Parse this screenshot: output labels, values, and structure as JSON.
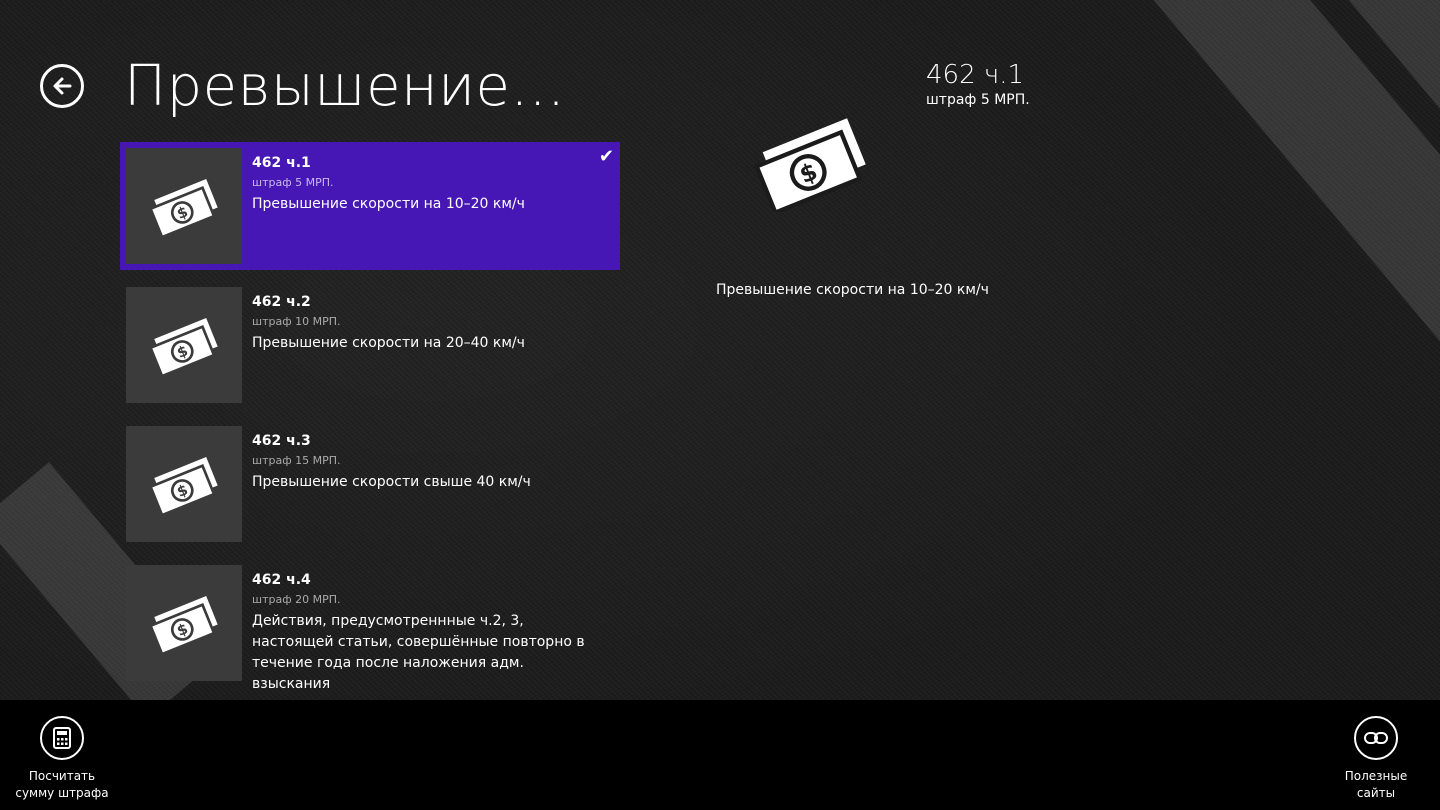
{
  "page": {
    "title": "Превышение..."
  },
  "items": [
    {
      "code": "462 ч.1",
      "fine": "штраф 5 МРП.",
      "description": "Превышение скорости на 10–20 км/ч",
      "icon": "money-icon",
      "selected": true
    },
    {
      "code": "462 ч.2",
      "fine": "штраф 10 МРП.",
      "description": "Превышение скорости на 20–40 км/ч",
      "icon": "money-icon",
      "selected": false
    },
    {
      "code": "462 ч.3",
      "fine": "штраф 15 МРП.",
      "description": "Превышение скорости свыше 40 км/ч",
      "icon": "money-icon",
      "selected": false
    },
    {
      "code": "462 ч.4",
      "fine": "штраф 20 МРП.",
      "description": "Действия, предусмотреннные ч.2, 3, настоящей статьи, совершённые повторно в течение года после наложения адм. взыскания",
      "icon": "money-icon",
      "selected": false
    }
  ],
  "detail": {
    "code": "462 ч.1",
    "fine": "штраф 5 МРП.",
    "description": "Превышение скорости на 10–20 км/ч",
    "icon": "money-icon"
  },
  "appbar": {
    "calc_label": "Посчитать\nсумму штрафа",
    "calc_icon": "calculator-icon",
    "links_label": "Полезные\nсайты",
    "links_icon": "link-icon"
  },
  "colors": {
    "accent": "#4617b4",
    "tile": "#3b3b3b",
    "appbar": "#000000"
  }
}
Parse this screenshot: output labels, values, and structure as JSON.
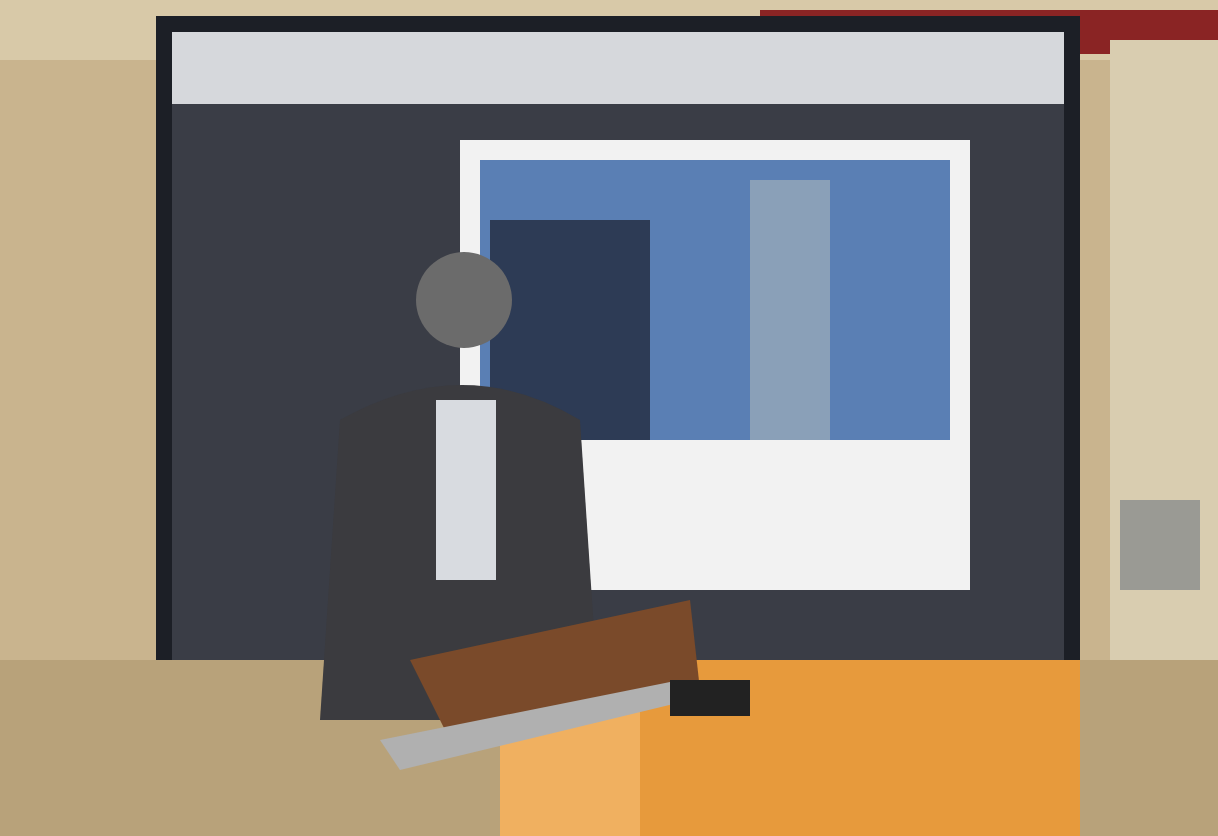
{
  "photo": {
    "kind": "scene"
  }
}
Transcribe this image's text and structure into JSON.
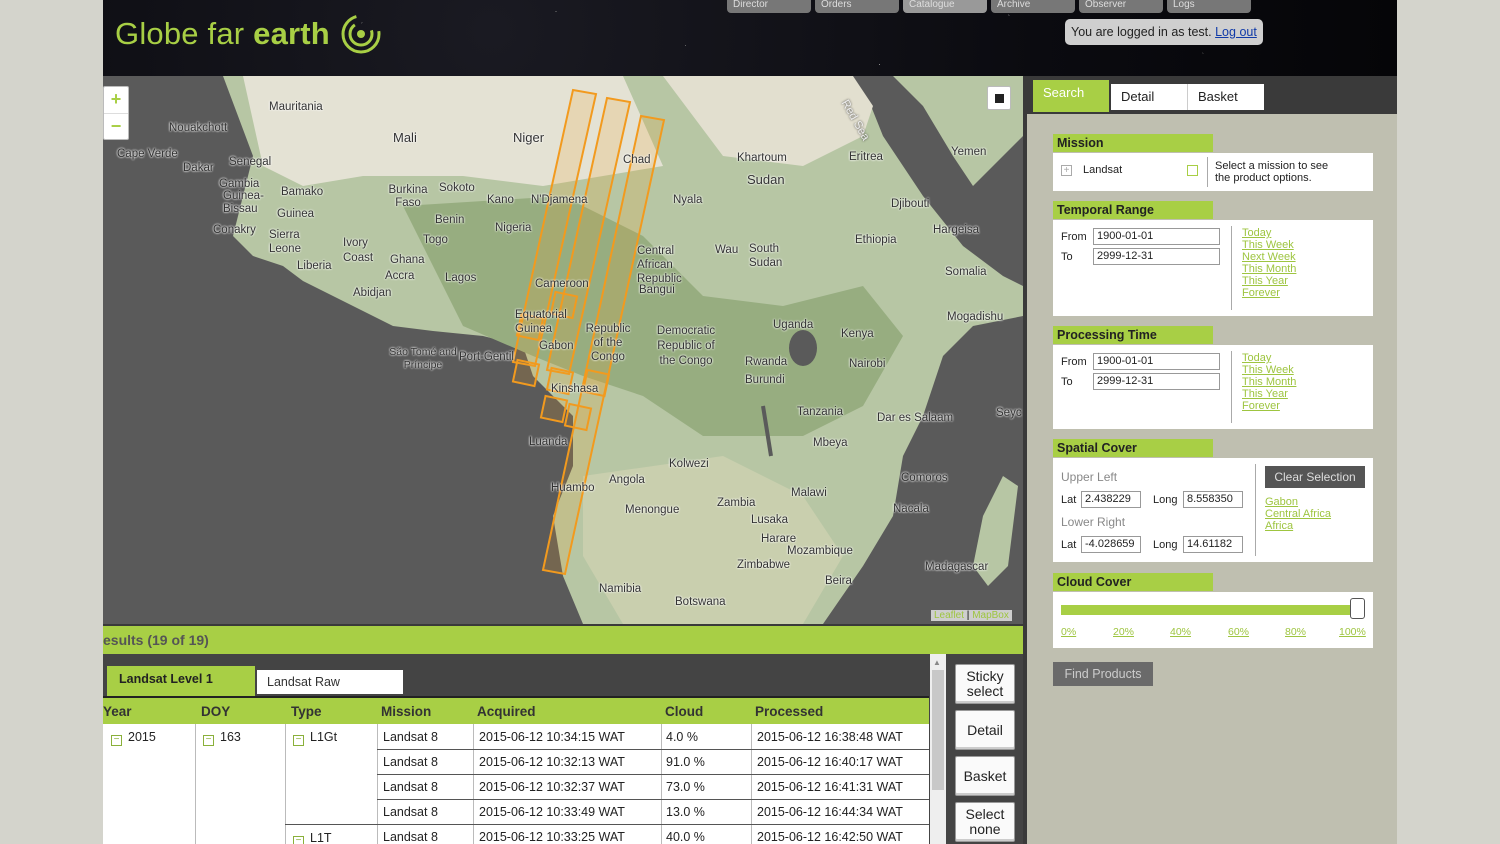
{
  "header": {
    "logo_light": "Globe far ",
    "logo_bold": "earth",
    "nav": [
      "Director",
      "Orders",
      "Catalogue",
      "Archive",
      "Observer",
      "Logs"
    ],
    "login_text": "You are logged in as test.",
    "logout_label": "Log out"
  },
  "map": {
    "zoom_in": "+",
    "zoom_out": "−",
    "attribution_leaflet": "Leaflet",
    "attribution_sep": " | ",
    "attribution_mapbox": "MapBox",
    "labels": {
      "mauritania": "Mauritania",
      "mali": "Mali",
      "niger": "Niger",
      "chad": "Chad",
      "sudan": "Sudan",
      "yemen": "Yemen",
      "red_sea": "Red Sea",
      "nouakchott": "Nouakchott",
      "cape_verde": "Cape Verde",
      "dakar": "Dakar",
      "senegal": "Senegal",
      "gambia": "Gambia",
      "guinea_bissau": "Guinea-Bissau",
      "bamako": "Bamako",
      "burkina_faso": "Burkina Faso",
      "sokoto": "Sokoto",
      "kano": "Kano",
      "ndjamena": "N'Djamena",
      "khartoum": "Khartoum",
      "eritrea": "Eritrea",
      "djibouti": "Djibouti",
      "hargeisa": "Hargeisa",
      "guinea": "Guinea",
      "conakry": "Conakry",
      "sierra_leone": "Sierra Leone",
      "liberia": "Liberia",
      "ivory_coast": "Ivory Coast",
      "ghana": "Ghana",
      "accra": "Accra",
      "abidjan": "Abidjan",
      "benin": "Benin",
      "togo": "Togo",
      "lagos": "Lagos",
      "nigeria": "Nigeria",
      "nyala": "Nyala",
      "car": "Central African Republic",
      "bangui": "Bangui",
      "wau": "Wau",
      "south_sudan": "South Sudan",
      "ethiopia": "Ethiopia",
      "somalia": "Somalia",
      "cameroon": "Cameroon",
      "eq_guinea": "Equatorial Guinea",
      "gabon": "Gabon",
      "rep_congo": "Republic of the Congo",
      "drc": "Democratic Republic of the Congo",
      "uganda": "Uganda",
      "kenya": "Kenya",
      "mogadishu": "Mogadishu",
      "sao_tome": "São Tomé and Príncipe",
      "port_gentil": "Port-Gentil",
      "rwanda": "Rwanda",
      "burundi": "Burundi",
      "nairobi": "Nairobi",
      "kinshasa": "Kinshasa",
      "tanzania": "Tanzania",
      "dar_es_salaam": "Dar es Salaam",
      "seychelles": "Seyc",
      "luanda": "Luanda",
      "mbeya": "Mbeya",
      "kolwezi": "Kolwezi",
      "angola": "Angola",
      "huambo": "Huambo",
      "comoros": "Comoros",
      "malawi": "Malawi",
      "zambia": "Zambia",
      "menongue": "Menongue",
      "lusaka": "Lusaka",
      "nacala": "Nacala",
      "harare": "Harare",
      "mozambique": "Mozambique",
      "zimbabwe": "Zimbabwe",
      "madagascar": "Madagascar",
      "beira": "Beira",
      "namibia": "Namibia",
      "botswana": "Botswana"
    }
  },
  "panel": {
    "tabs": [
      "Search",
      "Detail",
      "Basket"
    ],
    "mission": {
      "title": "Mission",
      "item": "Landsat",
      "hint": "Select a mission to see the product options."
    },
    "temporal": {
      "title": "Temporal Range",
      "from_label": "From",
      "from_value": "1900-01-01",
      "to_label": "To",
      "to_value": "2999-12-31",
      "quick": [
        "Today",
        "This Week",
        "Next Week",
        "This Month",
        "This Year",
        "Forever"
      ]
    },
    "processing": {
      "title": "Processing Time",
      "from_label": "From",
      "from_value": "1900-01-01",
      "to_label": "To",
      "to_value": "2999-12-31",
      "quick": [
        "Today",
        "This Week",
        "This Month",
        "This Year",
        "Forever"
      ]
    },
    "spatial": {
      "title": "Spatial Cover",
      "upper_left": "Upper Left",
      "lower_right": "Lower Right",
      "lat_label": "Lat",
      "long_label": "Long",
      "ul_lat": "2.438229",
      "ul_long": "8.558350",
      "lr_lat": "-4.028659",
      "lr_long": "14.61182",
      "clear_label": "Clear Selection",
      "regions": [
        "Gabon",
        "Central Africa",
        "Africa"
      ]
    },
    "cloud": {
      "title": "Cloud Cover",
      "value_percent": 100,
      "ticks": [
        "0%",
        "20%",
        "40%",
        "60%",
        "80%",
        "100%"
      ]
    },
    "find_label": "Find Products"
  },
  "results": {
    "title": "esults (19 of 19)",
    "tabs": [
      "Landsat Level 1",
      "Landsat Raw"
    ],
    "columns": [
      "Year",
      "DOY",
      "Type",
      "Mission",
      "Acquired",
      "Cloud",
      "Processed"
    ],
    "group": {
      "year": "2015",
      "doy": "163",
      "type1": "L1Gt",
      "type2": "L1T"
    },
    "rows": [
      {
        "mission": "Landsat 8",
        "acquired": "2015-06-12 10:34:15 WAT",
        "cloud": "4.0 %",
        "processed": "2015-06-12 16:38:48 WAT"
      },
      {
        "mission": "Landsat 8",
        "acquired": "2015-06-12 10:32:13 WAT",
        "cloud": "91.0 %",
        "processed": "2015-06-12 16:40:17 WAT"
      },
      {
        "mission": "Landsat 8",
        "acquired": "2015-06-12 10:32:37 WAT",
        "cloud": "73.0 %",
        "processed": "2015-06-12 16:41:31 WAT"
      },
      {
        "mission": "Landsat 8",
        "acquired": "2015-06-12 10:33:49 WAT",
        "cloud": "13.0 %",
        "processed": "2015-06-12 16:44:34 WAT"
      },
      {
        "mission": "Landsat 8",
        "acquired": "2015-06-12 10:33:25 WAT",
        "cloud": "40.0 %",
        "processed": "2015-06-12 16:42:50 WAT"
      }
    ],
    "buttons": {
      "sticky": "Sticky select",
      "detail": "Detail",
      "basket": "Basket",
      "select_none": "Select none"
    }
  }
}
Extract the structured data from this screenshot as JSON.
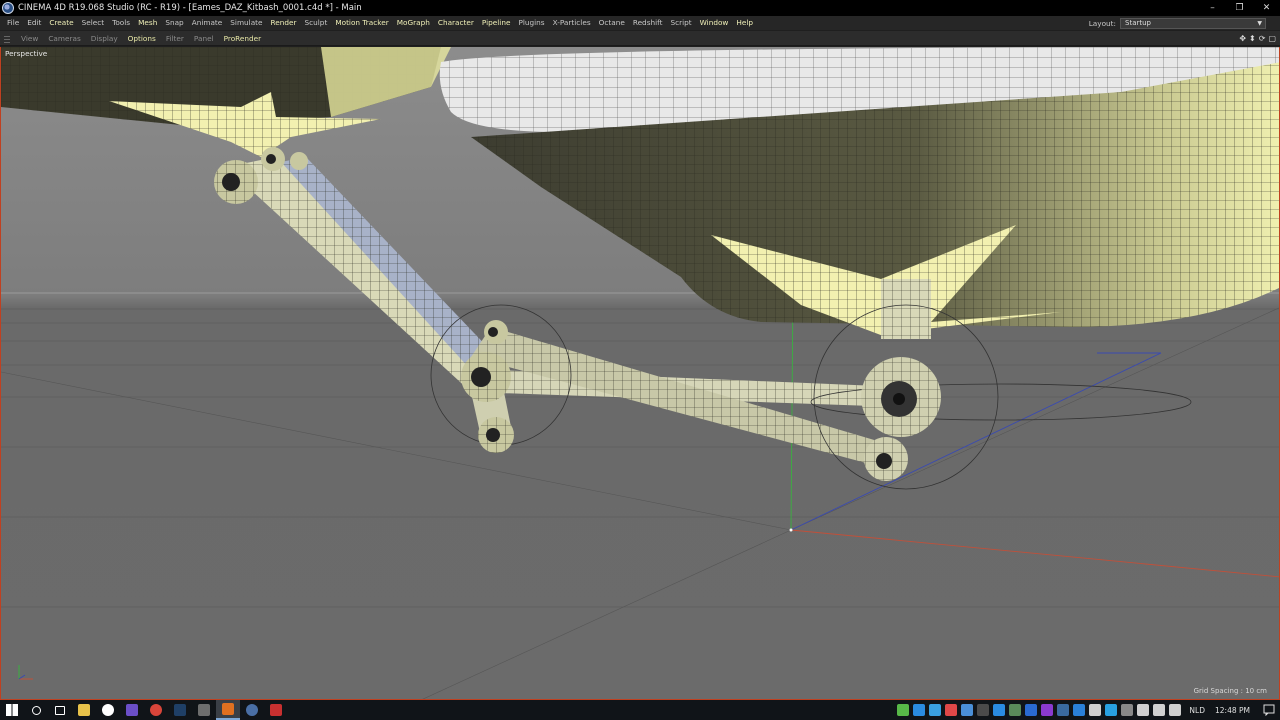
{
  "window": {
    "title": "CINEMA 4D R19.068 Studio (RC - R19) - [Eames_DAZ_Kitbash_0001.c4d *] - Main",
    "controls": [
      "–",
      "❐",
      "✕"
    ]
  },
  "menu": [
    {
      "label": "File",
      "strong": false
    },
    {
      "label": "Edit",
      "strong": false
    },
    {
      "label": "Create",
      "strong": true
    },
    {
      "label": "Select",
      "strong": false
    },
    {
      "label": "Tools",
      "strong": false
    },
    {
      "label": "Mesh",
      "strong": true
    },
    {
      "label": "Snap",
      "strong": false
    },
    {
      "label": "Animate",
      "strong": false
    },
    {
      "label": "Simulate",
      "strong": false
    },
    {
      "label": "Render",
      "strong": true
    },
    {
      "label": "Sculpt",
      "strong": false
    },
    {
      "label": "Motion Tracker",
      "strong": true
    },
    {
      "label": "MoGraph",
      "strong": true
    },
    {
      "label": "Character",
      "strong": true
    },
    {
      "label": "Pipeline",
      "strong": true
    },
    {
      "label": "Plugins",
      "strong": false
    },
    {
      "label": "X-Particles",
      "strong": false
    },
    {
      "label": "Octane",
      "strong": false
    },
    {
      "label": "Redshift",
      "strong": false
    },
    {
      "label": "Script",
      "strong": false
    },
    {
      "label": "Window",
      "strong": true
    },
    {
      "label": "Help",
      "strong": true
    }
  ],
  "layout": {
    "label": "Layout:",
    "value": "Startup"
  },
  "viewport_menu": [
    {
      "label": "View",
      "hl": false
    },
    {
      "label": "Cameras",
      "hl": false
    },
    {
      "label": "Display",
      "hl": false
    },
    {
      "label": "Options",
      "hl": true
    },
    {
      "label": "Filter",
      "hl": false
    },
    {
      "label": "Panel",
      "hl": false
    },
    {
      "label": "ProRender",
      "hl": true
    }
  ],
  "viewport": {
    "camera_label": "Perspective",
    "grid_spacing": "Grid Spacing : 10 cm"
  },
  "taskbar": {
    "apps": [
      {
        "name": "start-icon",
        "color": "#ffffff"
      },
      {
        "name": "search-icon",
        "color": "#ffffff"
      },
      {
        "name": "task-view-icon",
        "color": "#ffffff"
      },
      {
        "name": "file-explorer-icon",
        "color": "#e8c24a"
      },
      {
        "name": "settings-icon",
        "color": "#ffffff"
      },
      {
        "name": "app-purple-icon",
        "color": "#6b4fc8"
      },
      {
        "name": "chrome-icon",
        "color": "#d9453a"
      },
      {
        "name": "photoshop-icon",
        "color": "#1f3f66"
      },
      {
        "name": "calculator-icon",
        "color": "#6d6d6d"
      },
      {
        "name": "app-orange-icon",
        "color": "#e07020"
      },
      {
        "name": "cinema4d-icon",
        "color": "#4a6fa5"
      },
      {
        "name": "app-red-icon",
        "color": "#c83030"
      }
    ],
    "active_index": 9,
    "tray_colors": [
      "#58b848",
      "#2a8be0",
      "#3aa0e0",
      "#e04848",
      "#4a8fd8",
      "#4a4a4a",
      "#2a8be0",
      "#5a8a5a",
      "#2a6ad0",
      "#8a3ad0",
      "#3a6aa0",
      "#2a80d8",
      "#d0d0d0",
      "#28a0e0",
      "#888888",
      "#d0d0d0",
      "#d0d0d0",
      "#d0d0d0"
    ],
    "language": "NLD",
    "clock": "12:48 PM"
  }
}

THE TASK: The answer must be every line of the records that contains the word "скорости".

RESPONSE FOR THIS EXERCISE:
      "description": "Превышение скорости на 10–20 км/ч",
      "description": "Превышение скорости на 20–40 км/ч",
      "description": "Превышение скорости свыше 40 км/ч",
    "description": "Превышение скорости на 10–20 км/ч",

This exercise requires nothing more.